TASK INPUTS →
= = =
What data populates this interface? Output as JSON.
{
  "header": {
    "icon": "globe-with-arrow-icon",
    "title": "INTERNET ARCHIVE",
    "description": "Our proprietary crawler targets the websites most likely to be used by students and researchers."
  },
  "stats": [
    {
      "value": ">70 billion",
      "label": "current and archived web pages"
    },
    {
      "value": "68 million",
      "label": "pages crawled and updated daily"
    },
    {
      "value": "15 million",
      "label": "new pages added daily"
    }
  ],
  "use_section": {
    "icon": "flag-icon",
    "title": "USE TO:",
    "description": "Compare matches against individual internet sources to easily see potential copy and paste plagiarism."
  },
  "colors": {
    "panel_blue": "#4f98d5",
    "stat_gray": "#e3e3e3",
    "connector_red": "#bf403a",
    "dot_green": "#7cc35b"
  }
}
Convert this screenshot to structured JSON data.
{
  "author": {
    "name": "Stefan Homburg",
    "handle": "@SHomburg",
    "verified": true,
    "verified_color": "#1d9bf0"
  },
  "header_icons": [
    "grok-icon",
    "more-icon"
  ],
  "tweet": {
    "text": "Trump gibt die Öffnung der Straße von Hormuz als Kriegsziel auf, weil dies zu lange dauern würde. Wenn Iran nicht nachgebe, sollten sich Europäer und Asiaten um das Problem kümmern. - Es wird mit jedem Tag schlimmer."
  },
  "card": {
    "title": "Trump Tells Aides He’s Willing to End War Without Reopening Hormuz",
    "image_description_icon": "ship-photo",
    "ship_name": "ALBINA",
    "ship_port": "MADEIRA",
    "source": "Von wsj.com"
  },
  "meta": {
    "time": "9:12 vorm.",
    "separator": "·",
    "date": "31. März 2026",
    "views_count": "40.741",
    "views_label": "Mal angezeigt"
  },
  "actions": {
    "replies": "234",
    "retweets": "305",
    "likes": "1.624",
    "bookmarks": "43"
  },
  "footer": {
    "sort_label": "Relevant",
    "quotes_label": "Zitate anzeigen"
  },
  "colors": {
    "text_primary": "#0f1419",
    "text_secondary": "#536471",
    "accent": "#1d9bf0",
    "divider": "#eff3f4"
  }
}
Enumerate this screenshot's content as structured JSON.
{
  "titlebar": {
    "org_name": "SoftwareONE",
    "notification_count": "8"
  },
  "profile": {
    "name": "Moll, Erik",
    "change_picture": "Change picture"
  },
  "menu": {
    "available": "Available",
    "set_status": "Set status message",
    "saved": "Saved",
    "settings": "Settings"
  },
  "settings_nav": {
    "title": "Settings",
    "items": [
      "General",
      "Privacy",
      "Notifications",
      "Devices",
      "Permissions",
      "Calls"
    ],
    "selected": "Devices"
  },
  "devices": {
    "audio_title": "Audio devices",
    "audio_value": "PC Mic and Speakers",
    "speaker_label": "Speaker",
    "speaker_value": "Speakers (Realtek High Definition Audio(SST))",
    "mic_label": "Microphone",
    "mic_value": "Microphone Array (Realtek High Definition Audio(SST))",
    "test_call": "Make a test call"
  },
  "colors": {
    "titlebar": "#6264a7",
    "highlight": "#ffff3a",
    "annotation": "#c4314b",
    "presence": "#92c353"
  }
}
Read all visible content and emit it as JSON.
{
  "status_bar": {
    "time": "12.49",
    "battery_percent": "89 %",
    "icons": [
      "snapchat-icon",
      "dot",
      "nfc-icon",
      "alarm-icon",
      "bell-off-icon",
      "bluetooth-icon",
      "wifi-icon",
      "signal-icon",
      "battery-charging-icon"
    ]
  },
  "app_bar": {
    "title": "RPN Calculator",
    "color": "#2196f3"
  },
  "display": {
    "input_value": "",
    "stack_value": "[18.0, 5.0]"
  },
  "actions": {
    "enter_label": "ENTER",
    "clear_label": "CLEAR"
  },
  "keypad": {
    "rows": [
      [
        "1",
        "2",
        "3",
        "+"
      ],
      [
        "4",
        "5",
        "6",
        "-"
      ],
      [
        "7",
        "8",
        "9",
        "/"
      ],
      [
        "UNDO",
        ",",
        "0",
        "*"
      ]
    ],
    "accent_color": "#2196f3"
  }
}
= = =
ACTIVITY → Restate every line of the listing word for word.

TASK OUTPUT →
What data populates this interface? Output as JSON.
{
  "header": {
    "icon": "globe-with-arrow-icon",
    "title": "INTERNET ARCHIVE",
    "description": "Our proprietary crawler targets the websites most likely to be used by students and researchers."
  },
  "stats": [
    {
      "value": ">70 billion",
      "label": "current and archived web pages"
    },
    {
      "value": "68 million",
      "label": "pages crawled and updated daily"
    },
    {
      "value": "15 million",
      "label": "new pages added daily"
    }
  ],
  "use_section": {
    "icon": "flag-icon",
    "title": "USE TO:",
    "description": "Compare matches against individual internet sources to easily see potential copy and paste plagiarism."
  },
  "colors": {
    "panel_blue": "#4f98d5",
    "stat_gray": "#e3e3e3",
    "connector_red": "#bf403a",
    "dot_green": "#7cc35b"
  }
}
Convert this screenshot to structured JSON data.
{
  "author": {
    "name": "Stefan Homburg",
    "handle": "@SHomburg",
    "verified": true,
    "verified_color": "#1d9bf0"
  },
  "header_icons": [
    "grok-icon",
    "more-icon"
  ],
  "tweet": {
    "text": "Trump gibt die Öffnung der Straße von Hormuz als Kriegsziel auf, weil dies zu lange dauern würde. Wenn Iran nicht nachgebe, sollten sich Europäer und Asiaten um das Problem kümmern. - Es wird mit jedem Tag schlimmer."
  },
  "card": {
    "title": "Trump Tells Aides He’s Willing to End War Without Reopening Hormuz",
    "image_description_icon": "ship-photo",
    "ship_name": "ALBINA",
    "ship_port": "MADEIRA",
    "source": "Von wsj.com"
  },
  "meta": {
    "time": "9:12 vorm.",
    "separator": "·",
    "date": "31. März 2026",
    "views_count": "40.741",
    "views_label": "Mal angezeigt"
  },
  "actions": {
    "replies": "234",
    "retweets": "305",
    "likes": "1.624",
    "bookmarks": "43"
  },
  "footer": {
    "sort_label": "Relevant",
    "quotes_label": "Zitate anzeigen"
  },
  "colors": {
    "text_primary": "#0f1419",
    "text_secondary": "#536471",
    "accent": "#1d9bf0",
    "divider": "#eff3f4"
  }
}
Enumerate this screenshot's content as structured JSON.
{
  "titlebar": {
    "org_name": "SoftwareONE",
    "notification_count": "8"
  },
  "profile": {
    "name": "Moll, Erik",
    "change_picture": "Change picture"
  },
  "menu": {
    "available": "Available",
    "set_status": "Set status message",
    "saved": "Saved",
    "settings": "Settings"
  },
  "settings_nav": {
    "title": "Settings",
    "items": [
      "General",
      "Privacy",
      "Notifications",
      "Devices",
      "Permissions",
      "Calls"
    ],
    "selected": "Devices"
  },
  "devices": {
    "audio_title": "Audio devices",
    "audio_value": "PC Mic and Speakers",
    "speaker_label": "Speaker",
    "speaker_value": "Speakers (Realtek High Definition Audio(SST))",
    "mic_label": "Microphone",
    "mic_value": "Microphone Array (Realtek High Definition Audio(SST))",
    "test_call": "Make a test call"
  },
  "colors": {
    "titlebar": "#6264a7",
    "highlight": "#ffff3a",
    "annotation": "#c4314b",
    "presence": "#92c353"
  }
}
Read all visible content and emit it as JSON.
{
  "status_bar": {
    "time": "12.49",
    "battery_percent": "89 %",
    "icons": [
      "snapchat-icon",
      "dot",
      "nfc-icon",
      "alarm-icon",
      "bell-off-icon",
      "bluetooth-icon",
      "wifi-icon",
      "signal-icon",
      "battery-charging-icon"
    ]
  },
  "app_bar": {
    "title": "RPN Calculator",
    "color": "#2196f3"
  },
  "display": {
    "input_value": "",
    "stack_value": "[18.0, 5.0]"
  },
  "actions": {
    "enter_label": "ENTER",
    "clear_label": "CLEAR"
  },
  "keypad": {
    "rows": [
      [
        "1",
        "2",
        "3",
        "+"
      ],
      [
        "4",
        "5",
        "6",
        "-"
      ],
      [
        "7",
        "8",
        "9",
        "/"
      ],
      [
        "UNDO",
        ",",
        "0",
        "*"
      ]
    ],
    "accent_color": "#2196f3"
  }
}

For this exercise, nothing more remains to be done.